Your assignment | Copy out every line of the listing in which "Enabled" appears.
(Task inputs begins)
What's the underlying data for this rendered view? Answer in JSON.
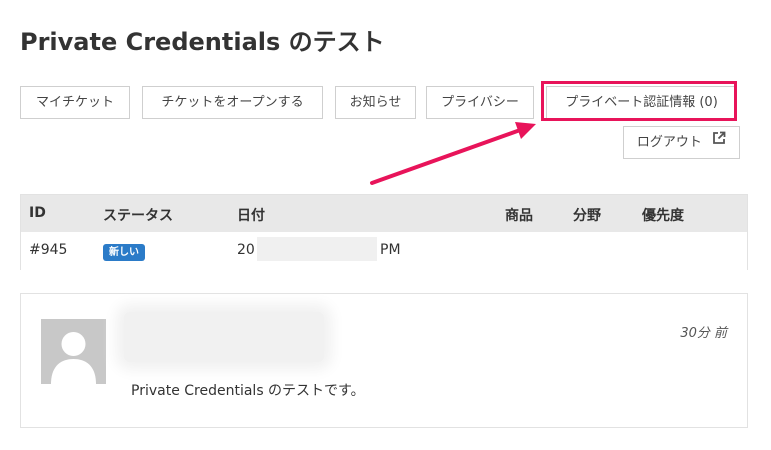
{
  "page": {
    "title": "Private Credentials のテスト"
  },
  "nav": {
    "my_tickets": "マイチケット",
    "open_ticket": "チケットをオープンする",
    "news": "お知らせ",
    "privacy": "プライバシー",
    "private_credentials": "プライベート認証情報 (0)",
    "logout": "ログアウト"
  },
  "table": {
    "headers": {
      "id": "ID",
      "status": "ステータス",
      "date": "日付",
      "product": "商品",
      "field": "分野",
      "priority": "優先度"
    },
    "rows": [
      {
        "id": "#945",
        "status": "新しい",
        "date_prefix": "20",
        "date_suffix": "PM"
      }
    ]
  },
  "comment": {
    "time": "30分 前",
    "body": "Private Credentials のテストです。"
  },
  "colors": {
    "highlight": "#e8145a",
    "badge": "#2b7bc8",
    "header_bg": "#e8e8e8"
  },
  "icons": {
    "logout": "external-link-icon",
    "avatar": "user-silhouette-icon"
  }
}
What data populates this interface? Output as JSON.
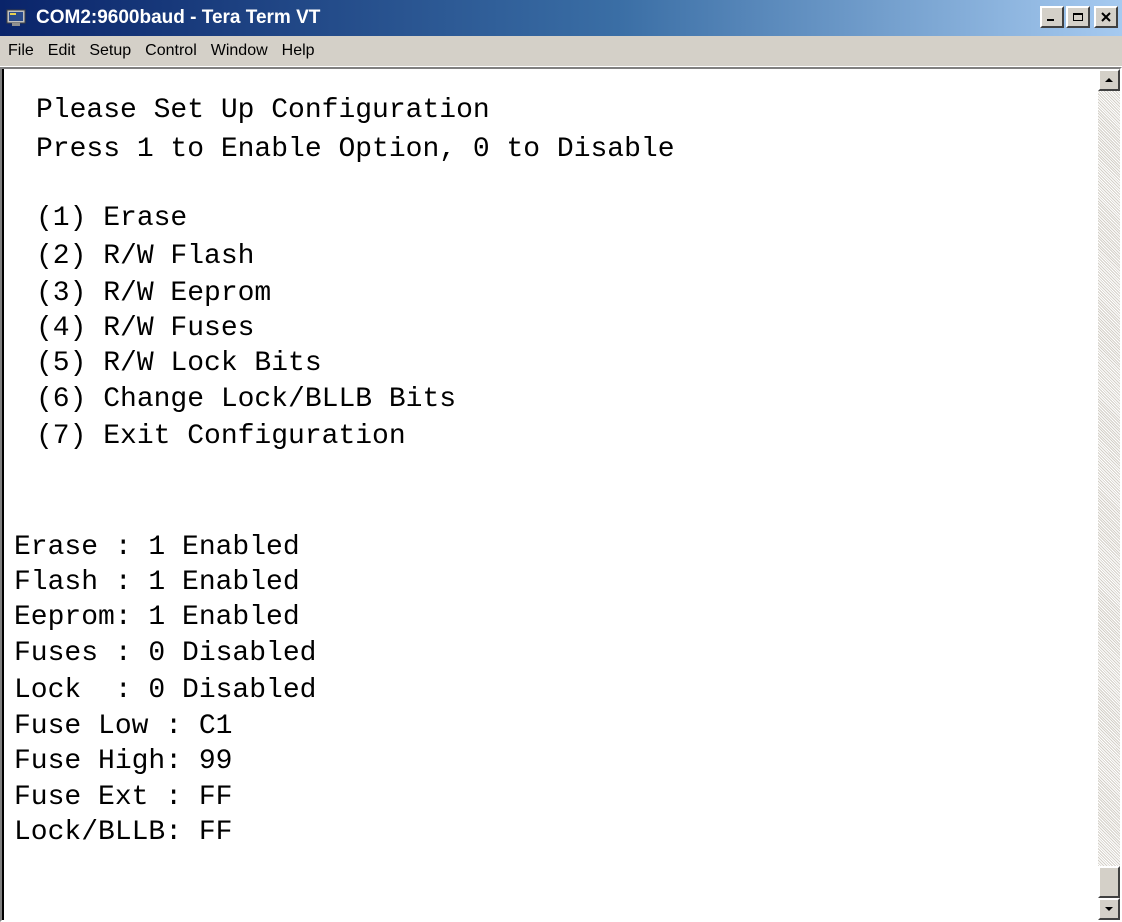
{
  "window": {
    "title": "COM2:9600baud - Tera Term VT",
    "title_bar_color": "#0a246a",
    "icons": {
      "app": "tera-term-icon",
      "minimize": "minimize-icon",
      "maximize": "maximize-icon",
      "close": "close-icon"
    }
  },
  "menu": {
    "items": [
      "File",
      "Edit",
      "Setup",
      "Control",
      "Window",
      "Help"
    ]
  },
  "terminal": {
    "header": [
      "Please Set Up Configuration",
      "Press 1 to Enable Option, 0 to Disable"
    ],
    "options": [
      "(1) Erase",
      "(2) R/W Flash",
      "(3) R/W Eeprom",
      "(4) R/W Fuses",
      "(5) R/W Lock Bits",
      "(6) Change Lock/BLLB Bits",
      "(7) Exit Configuration"
    ],
    "status": [
      "Erase : 1 Enabled",
      "Flash : 1 Enabled",
      "Eeprom: 1 Enabled",
      "Fuses : 0 Disabled",
      "Lock  : 0 Disabled",
      "Fuse Low : C1",
      "Fuse High: 99",
      "Fuse Ext : FF",
      "Lock/BLLB: FF"
    ]
  },
  "scrollbar": {
    "icons": {
      "up": "scroll-up-arrow-icon",
      "down": "scroll-down-arrow-icon"
    },
    "position": "bottom"
  }
}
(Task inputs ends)
Exercise answer |
      "Erase : 1 Enabled",
      "Flash : 1 Enabled",
      "Eeprom: 1 Enabled",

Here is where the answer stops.